|A sample of the chaos|
I loaded up my pack for an official weigh in at 17.5—that was with a generous five days of food (I packed a few extra snacks for the travel day) and two liters of water. I ended up with a base weight just over 8 pounds—close enough to my weight goal to be satisfied. After the weigh in I took out everything I didn’t want to go through checked luggage (money, ID, camera, phone, charger…), added a couple of things from Portrait’s pack that couldn’t be carried on (tent stakes and his water bottles to give his pack a more slender profile), and then to top it off I strapped on my trekking poles. I had no interest in weighing the pack in its new heavy form. I closed up the pack and was satisfied that I wouldn’t have to get into it again until I arrived in
I think I opened it back up minutes later.

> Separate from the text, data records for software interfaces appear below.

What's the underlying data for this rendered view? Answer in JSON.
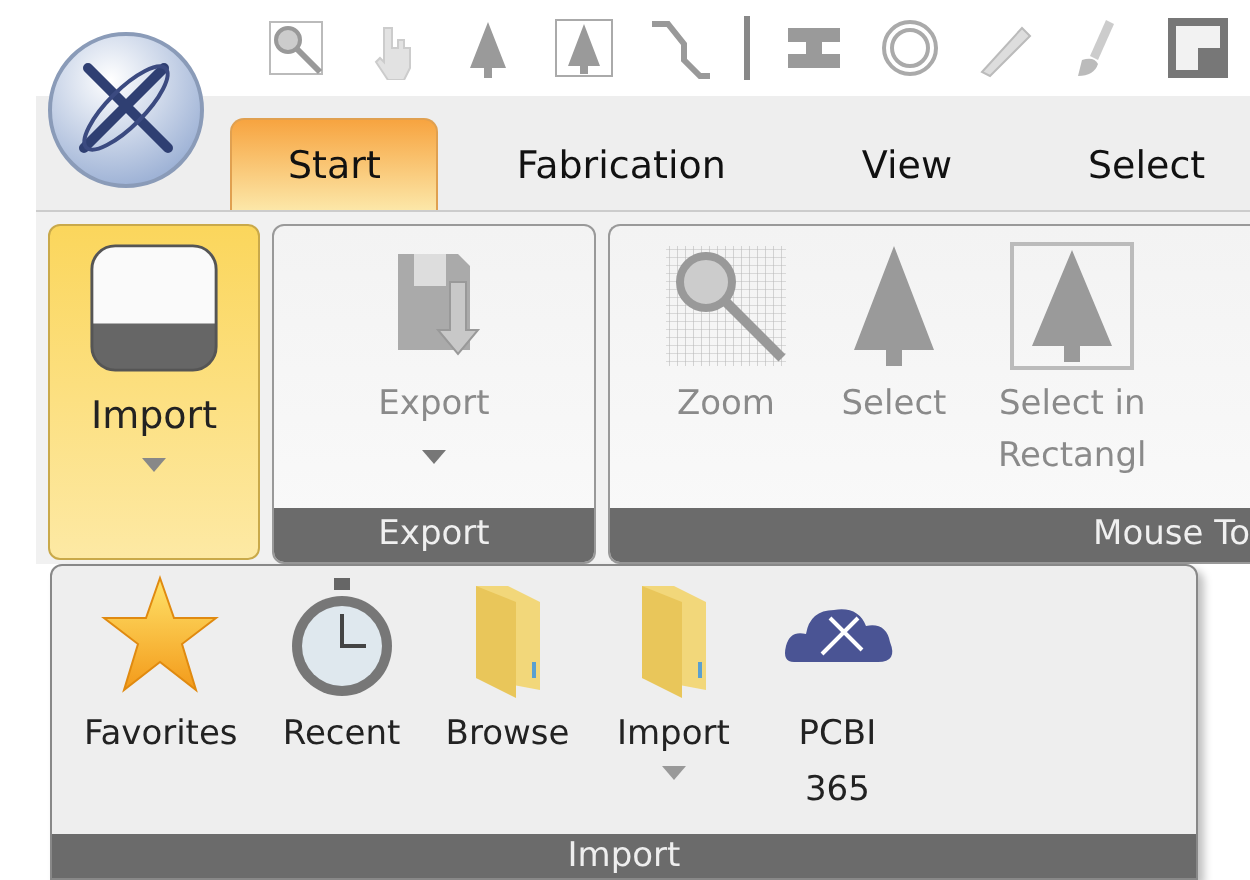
{
  "quick_access": [
    {
      "kind": "zoom-box"
    },
    {
      "kind": "hand"
    },
    {
      "kind": "arrow"
    },
    {
      "kind": "arrow-box"
    },
    {
      "kind": "route"
    },
    {
      "kind": "separator"
    },
    {
      "kind": "bar"
    },
    {
      "kind": "ring"
    },
    {
      "kind": "pencil"
    },
    {
      "kind": "brush"
    },
    {
      "kind": "square"
    }
  ],
  "tabs": [
    {
      "label": "Start",
      "selected": true
    },
    {
      "label": "Fabrication",
      "selected": false
    },
    {
      "label": "View",
      "selected": false
    },
    {
      "label": "Select",
      "selected": false
    }
  ],
  "ribbon": {
    "import_button": {
      "label": "Import",
      "expanded": true
    },
    "groups": [
      {
        "label": "Export",
        "buttons": [
          {
            "kind": "floppy",
            "label_lines": [
              "Export"
            ],
            "disabled": true,
            "has_menu": true
          }
        ]
      },
      {
        "label": "Mouse To",
        "buttons": [
          {
            "kind": "zoom",
            "label_lines": [
              "Zoom"
            ],
            "disabled": true,
            "has_menu": false
          },
          {
            "kind": "arrow",
            "label_lines": [
              "Select"
            ],
            "disabled": true,
            "has_menu": false
          },
          {
            "kind": "arrow-box",
            "label_lines": [
              "Select in",
              "Rectangl"
            ],
            "disabled": true,
            "has_menu": false
          }
        ]
      }
    ]
  },
  "import_menu": {
    "label": "Import",
    "items": [
      {
        "kind": "star",
        "label_lines": [
          "Favorites"
        ],
        "has_menu": false
      },
      {
        "kind": "stopwatch",
        "label_lines": [
          "Recent"
        ],
        "has_menu": false
      },
      {
        "kind": "folder",
        "label_lines": [
          "Browse"
        ],
        "has_menu": false
      },
      {
        "kind": "folder",
        "label_lines": [
          "Import"
        ],
        "has_menu": true
      },
      {
        "kind": "cloud",
        "label_lines": [
          "PCBI",
          "365"
        ],
        "has_menu": false
      }
    ]
  }
}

I feel a little worn down, a little nervous, and I’d be happy to not see a sewing machine again for much longer than 6 months. I keep thinking, once I get out there I’ll be able to catch up on sleep—no more late nights. And I laugh a little. Walking twenty something miles a day isn’t exactly restful, even if I go to bed just after sunset. I’m looking forward to no more list, no more double checking, no more readjusting gear, and second guessing choices. That’s the tiring part, not the late nights, and besides, once I get used to the desert I’ll be waking up at 4:30 a.m. like last year.
Leaving makes things a little sweeter and I’m more aware of them. It’s hard not to notice something like our last “civilized meal,” the last shower for a week, the last time I’ll use my pillow, get my hair cut, or paint my toe nails for six months. And every time I think it’ll be six months until I do a certain act again there is this little voice that whispers “I hope.” It’s a voice of worries, anxiety dreams, and past injuries. Even with the worry there is still no back-up plans and we tell people we’ll see them in six months.

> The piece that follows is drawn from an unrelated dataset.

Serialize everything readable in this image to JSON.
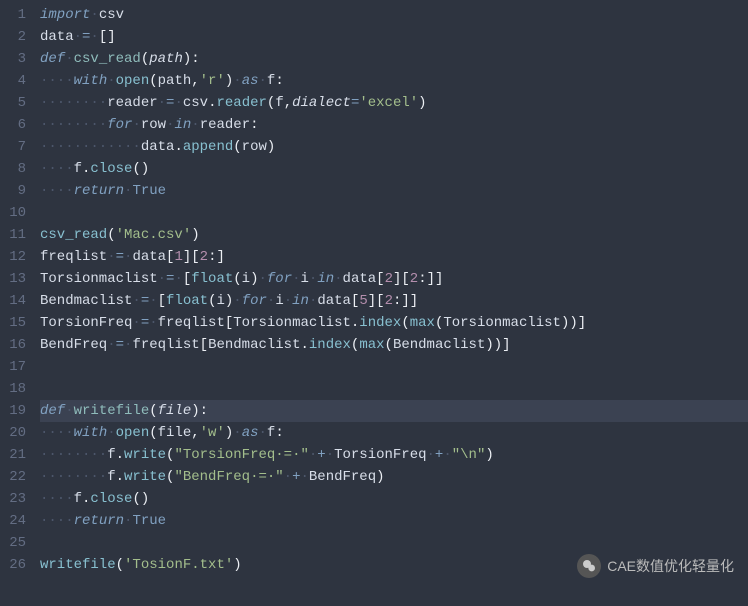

Three planes and a bus should bring us to New Mexico tonight and then the CDT tomorrow.